dd if=/dev/sr0 of=rescued_dvd.iso bs=2048 conv=noerror,notrunc iflag=nonblock
tells dd to perform low-level read (blocksize 2048bytes) from the raw device, i.e., /dev/sr0, to write whatever was salvageable to the file “rescued_dvd.iso” and to skip over errors (most importantly, the conv=noerror parameter). Fortunately, I realized that there is something even better, a neat utility called ddrescue. In principle, ddrescue performs the same low-level read, but it is optimized for failing hard drives — and this prompted this post.
I have rescued my share of hard disks, often for colleagues who came to me as a last resort. There are several tricks with which data from a failing hard drive can be recovered — even in cases that seem hopeless. Typically, Windows gives up first, claiming a nonexistent or unformatted disk (hint: don’t accept the offer to format the drive!). Here are some steps that I found useful to follow:

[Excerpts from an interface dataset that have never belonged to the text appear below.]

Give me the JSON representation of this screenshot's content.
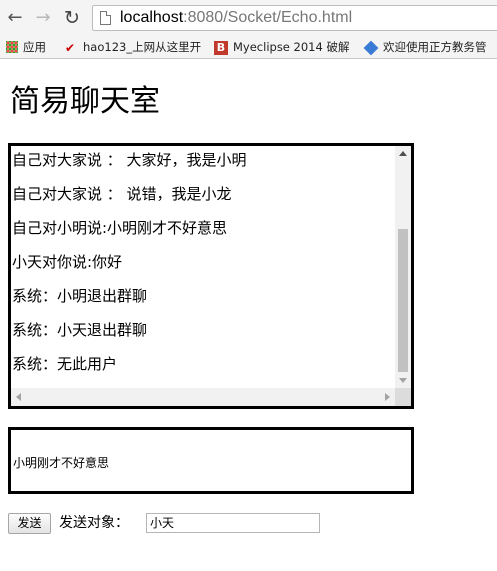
{
  "browser": {
    "url_host": "localhost",
    "url_rest": ":8080/Socket/Echo.html",
    "bookmarks": [
      {
        "label": "应用",
        "icon": "apps-grid-icon"
      },
      {
        "label": "hao123_上网从这里开",
        "icon": "hao123-icon"
      },
      {
        "label": "Myeclipse 2014 破解",
        "icon": "myeclipse-icon"
      },
      {
        "label": "欢迎使用正方教务管",
        "icon": "zhengfang-icon"
      }
    ]
  },
  "page": {
    "title": "简易聊天室"
  },
  "chat": {
    "messages": [
      "自己对大家说 ： 大家好，我是小明",
      "自己对大家说 ： 说错，我是小龙",
      "自己对小明说:小明刚才不好意思",
      "小天对你说:你好",
      "系统：小明退出群聊",
      "系统：小天退出群聊",
      "系统：无此用户"
    ]
  },
  "compose": {
    "text": "小明刚才不好意思"
  },
  "controls": {
    "send_label": "发送",
    "target_label": "发送对象：",
    "target_value": "小天"
  }
}
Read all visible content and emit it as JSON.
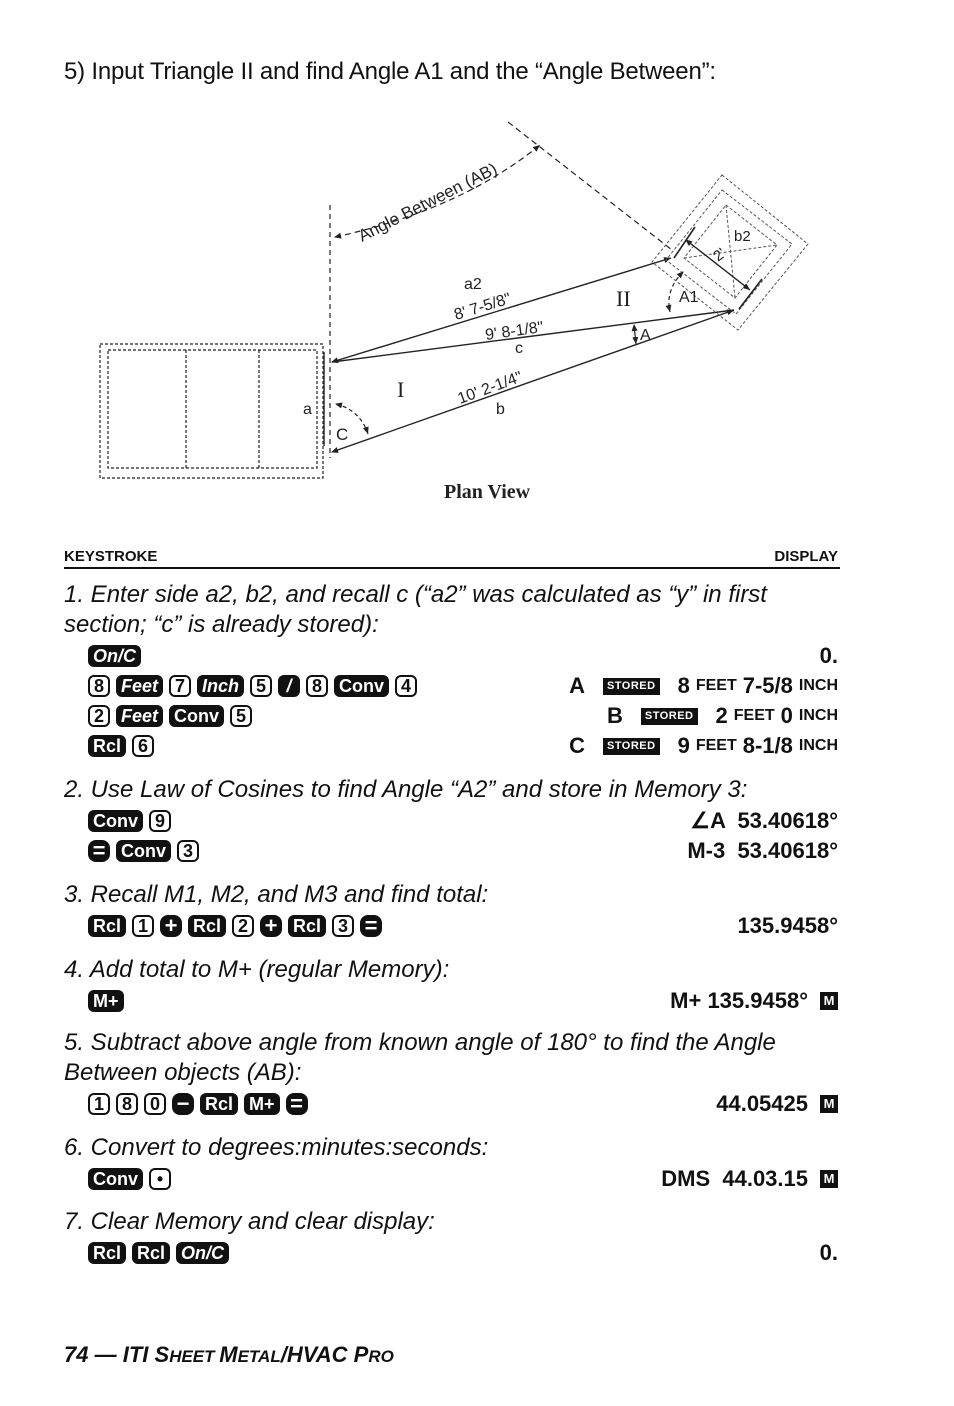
{
  "heading": "5) Input Triangle II and find Angle A1 and the “Angle Between”:",
  "diagram": {
    "angle_between_label": "Angle Between (AB)",
    "side_a2_label": "a2",
    "side_a2_value": "8' 7-5/8\"",
    "side_c_value": "9' 8-1/8\"",
    "side_c_label": "c",
    "side_b_value": "10' 2-1/4\"",
    "side_b_label": "b",
    "side_a_label": "a",
    "angle_c_label": "C",
    "angle_a_label": "A",
    "angle_a1_label": "A1",
    "side_b2_label": "b2",
    "b2_length": "2'",
    "triangle_1_label": "I",
    "triangle_2_label": "II",
    "caption": "Plan View"
  },
  "columns": {
    "keystroke": "KEYSTROKE",
    "display": "DISPLAY"
  },
  "steps": [
    {
      "text": "1. Enter side a2, b2, and recall c (“a2” was calculated as “y” in first section; “c” is already stored):",
      "rows": [
        {
          "keys": [
            "On/C"
          ],
          "display": "0."
        },
        {
          "keys": [
            "8",
            "Feet",
            "7",
            "Inch",
            "5",
            "/",
            "8",
            "Conv",
            "4"
          ],
          "display": {
            "prefix": "A",
            "badge": "STORED",
            "feet": "8",
            "feet_unit": "FEET",
            "inch": "7-5/8",
            "inch_unit": "INCH"
          }
        },
        {
          "keys": [
            "2",
            "Feet",
            "Conv",
            "5"
          ],
          "display": {
            "prefix": "B",
            "badge": "STORED",
            "feet": "2",
            "feet_unit": "FEET",
            "inch": "0",
            "inch_unit": "INCH"
          }
        },
        {
          "keys": [
            "Rcl",
            "6"
          ],
          "display": {
            "prefix": "C",
            "badge": "STORED",
            "feet": "9",
            "feet_unit": "FEET",
            "inch": "8-1/8",
            "inch_unit": "INCH"
          }
        }
      ]
    },
    {
      "text": "2. Use Law of Cosines to find Angle “A2” and store in Memory 3:",
      "rows": [
        {
          "keys": [
            "Conv",
            "9"
          ],
          "display": "∠A  53.40618°"
        },
        {
          "keys": [
            "=",
            "Conv",
            "3"
          ],
          "display": "M-3  53.40618°"
        }
      ]
    },
    {
      "text": "3. Recall M1, M2, and M3 and find total:",
      "rows": [
        {
          "keys": [
            "Rcl",
            "1",
            "+",
            "Rcl",
            "2",
            "+",
            "Rcl",
            "3",
            "="
          ],
          "display": "135.9458°"
        }
      ]
    },
    {
      "text": "4. Add total to M+ (regular Memory):",
      "rows": [
        {
          "keys": [
            "M+"
          ],
          "display": "M+ 135.9458°",
          "memory_flag": "M"
        }
      ]
    },
    {
      "text": "5. Subtract above angle from known angle of 180° to find the Angle Between objects (AB):",
      "rows": [
        {
          "keys": [
            "1",
            "8",
            "0",
            "−",
            "Rcl",
            "M+",
            "="
          ],
          "display": "44.05425",
          "memory_flag": "M"
        }
      ]
    },
    {
      "text": "6. Convert to degrees:minutes:seconds:",
      "rows": [
        {
          "keys": [
            "Conv",
            "•"
          ],
          "display": "DMS  44.03.15",
          "memory_flag": "M"
        }
      ]
    },
    {
      "text": "7. Clear Memory and clear display:",
      "rows": [
        {
          "keys": [
            "Rcl",
            "Rcl",
            "On/C"
          ],
          "display": "0."
        }
      ]
    }
  ],
  "footer": {
    "page": "74",
    "dash": " — ",
    "brand": "ITI ",
    "title_parts": [
      {
        "big": "S",
        "small": "HEET "
      },
      {
        "big": "M",
        "small": "ETAL"
      },
      {
        "big": "/HVAC ",
        "small": ""
      },
      {
        "big": "P",
        "small": "RO"
      }
    ]
  }
}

Turn off the computer. Don’t even bother shutting down. The write operation is more critical than the read operation, and any attempt to write to a failing hard disk makes matters worse. And Windows writes a lot to any drive during boot and shutdown.
Attach the drive to a Linux computer. Some computers have a hot-swap e-SATA connector. An external SATA-to-USB cradle is useful, too. Worst case, attach it internally (with power down) and boot it up. DO NOT ALLOW THE O/S MOUNT THE DISK!
A first attempt can be made by mounting the drive read-only (!) and trying to read as many files as possible. Often, 80 to 90% of the data can be recovered in this fashion.
Next, ddrescue comes into play. Since the low-level device is accessed, the drive does not need to be mounted. Let’s assume the drive maps to /dev/sdd. In the simplest form
ddrescue /dev/sdd disk_rescue.img
starts ddrescue and tries to image the entire drive to the file disk_rescue.img. Note that this is a raw read operation, and the image file will be as large as the entire drive capacity. For example, if you image a 1TB hard disk, you need to have 1TB free space — if necessary, use a separate hard disk.
The interesting feature of ddrescue is that it attempts to read good sectors first (to salvage as much as possible, assuming that the drive keeps degrading), then repeatedly reads the bad sectors — often, repeated reads are rewarded with a random success. This process can take days, literally. When the process is finished, mount the image file and examine what you salvaged.
DISCLAIMER: This article is not intended as advice, and the author assumes no warranty, either explicit or implied. If you have critical data, consult a professional data recovery service.